(WHAT IS NEEDED):
Your answer should be one number, the count of lines in the listing below containing the word "label".

** DATASET follows **

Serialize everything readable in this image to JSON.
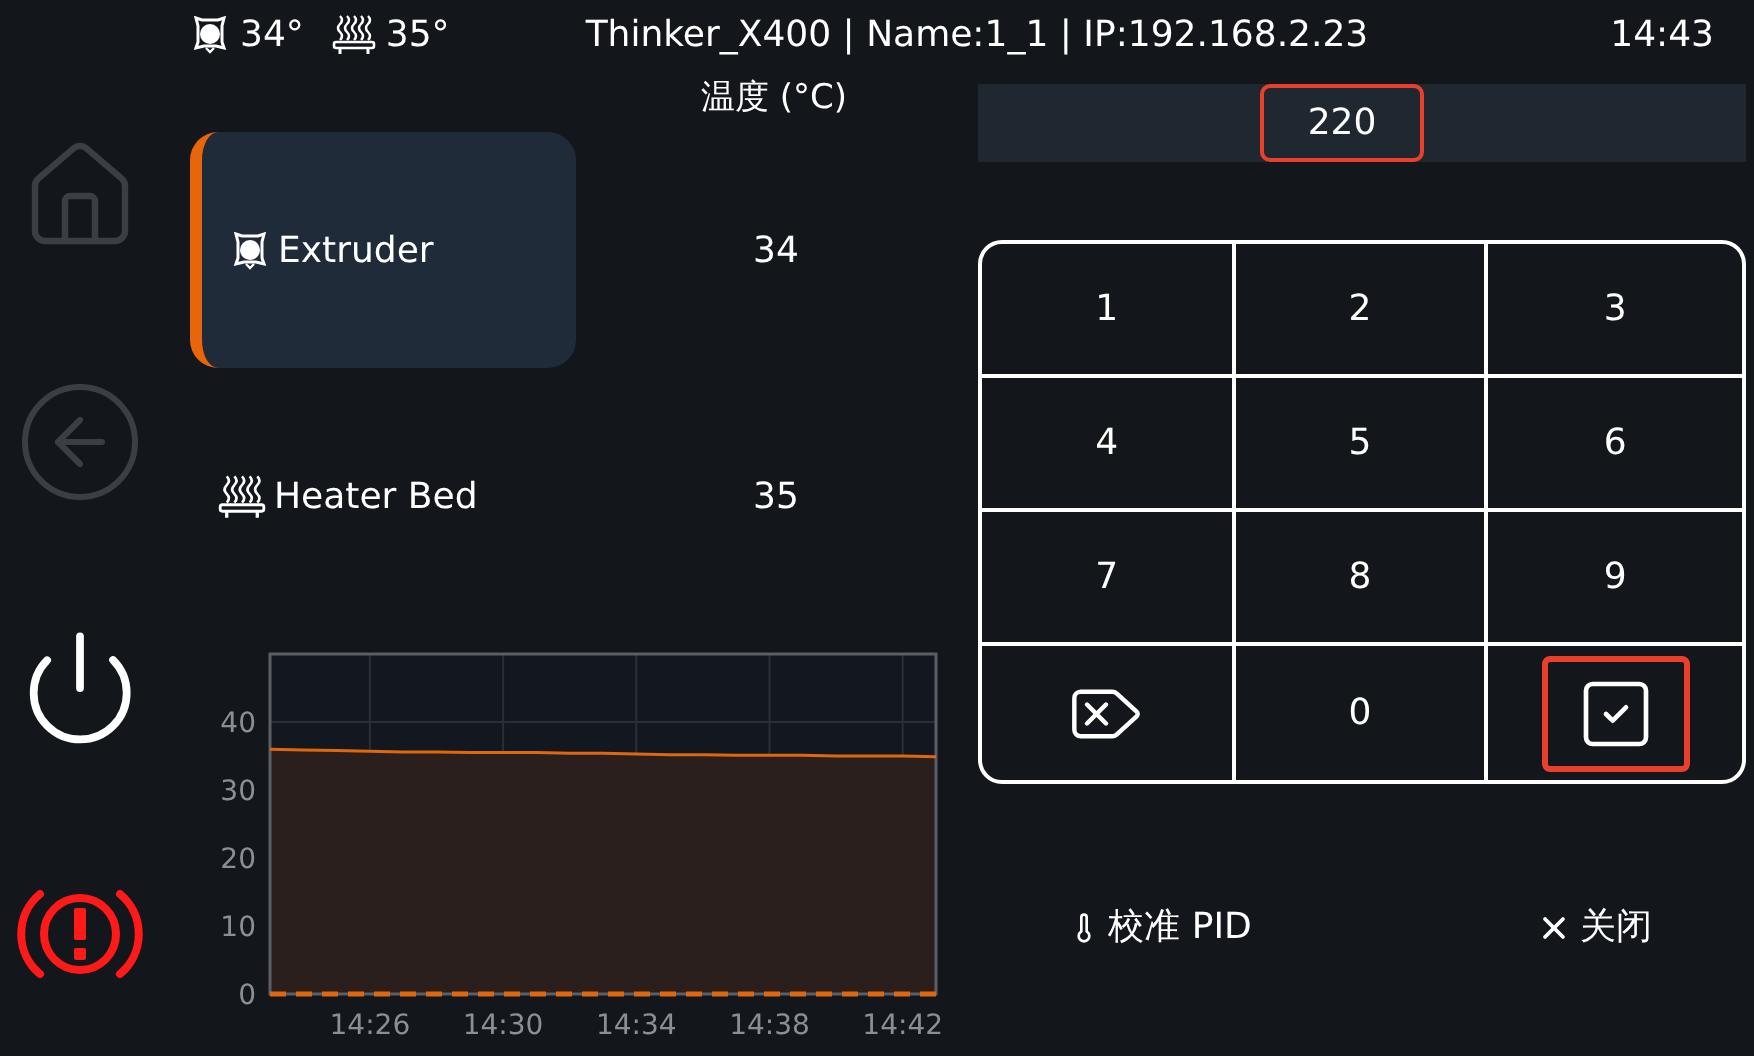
{
  "top_bar": {
    "extruder_temp": "34°",
    "bed_temp": "35°",
    "title": "Thinker_X400 | Name:1_1 | IP:192.168.2.23",
    "time": "14:43"
  },
  "sidebar": {
    "items": [
      {
        "kind": "home",
        "disabled": true
      },
      {
        "kind": "back",
        "disabled": true
      },
      {
        "kind": "power",
        "disabled": false
      },
      {
        "kind": "emergency",
        "disabled": false
      }
    ]
  },
  "heaters": {
    "header": "温度 (°C)",
    "items": [
      {
        "kind": "extruder",
        "name": "Extruder",
        "value": "34",
        "selected": true
      },
      {
        "kind": "bed",
        "name": "Heater Bed",
        "value": "35",
        "selected": false
      }
    ]
  },
  "chart_data": {
    "type": "line",
    "categories": [
      null,
      null,
      null,
      "14:26",
      null,
      null,
      null,
      "14:30",
      null,
      null,
      null,
      "14:34",
      null,
      null,
      null,
      "14:38",
      null,
      null,
      null,
      "14:42",
      null
    ],
    "ylim": [
      0,
      50
    ],
    "yticks": [
      0,
      10,
      20,
      30,
      40
    ],
    "grid": true,
    "series": [
      {
        "color": "#e0670c",
        "line_style": "solid",
        "values": [
          36,
          35.9,
          35.8,
          35.7,
          35.6,
          35.6,
          35.5,
          35.5,
          35.5,
          35.4,
          35.4,
          35.3,
          35.2,
          35.2,
          35.1,
          35.1,
          35.1,
          35,
          35,
          35,
          34.9
        ]
      },
      {
        "color": "#e0670c",
        "line_style": "dashed",
        "values": [
          0,
          0,
          0,
          0,
          0,
          0,
          0,
          0,
          0,
          0,
          0,
          0,
          0,
          0,
          0,
          0,
          0,
          0,
          0,
          0,
          0
        ]
      }
    ]
  },
  "input": {
    "value": "220",
    "highlighted": true
  },
  "keypad": {
    "keys": [
      {
        "kind": "digit",
        "label": "1"
      },
      {
        "kind": "digit",
        "label": "2"
      },
      {
        "kind": "digit",
        "label": "3"
      },
      {
        "kind": "digit",
        "label": "4"
      },
      {
        "kind": "digit",
        "label": "5"
      },
      {
        "kind": "digit",
        "label": "6"
      },
      {
        "kind": "digit",
        "label": "7"
      },
      {
        "kind": "digit",
        "label": "8"
      },
      {
        "kind": "digit",
        "label": "9"
      },
      {
        "kind": "backspace",
        "highlighted": false
      },
      {
        "kind": "digit",
        "label": "0"
      },
      {
        "kind": "confirm",
        "highlighted": true
      }
    ]
  },
  "actions": [
    {
      "kind": "pid",
      "label": "校准 PID"
    },
    {
      "kind": "close",
      "label": "关闭"
    }
  ]
}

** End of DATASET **

(SOLUTION FOR THIS EXERCISE):
12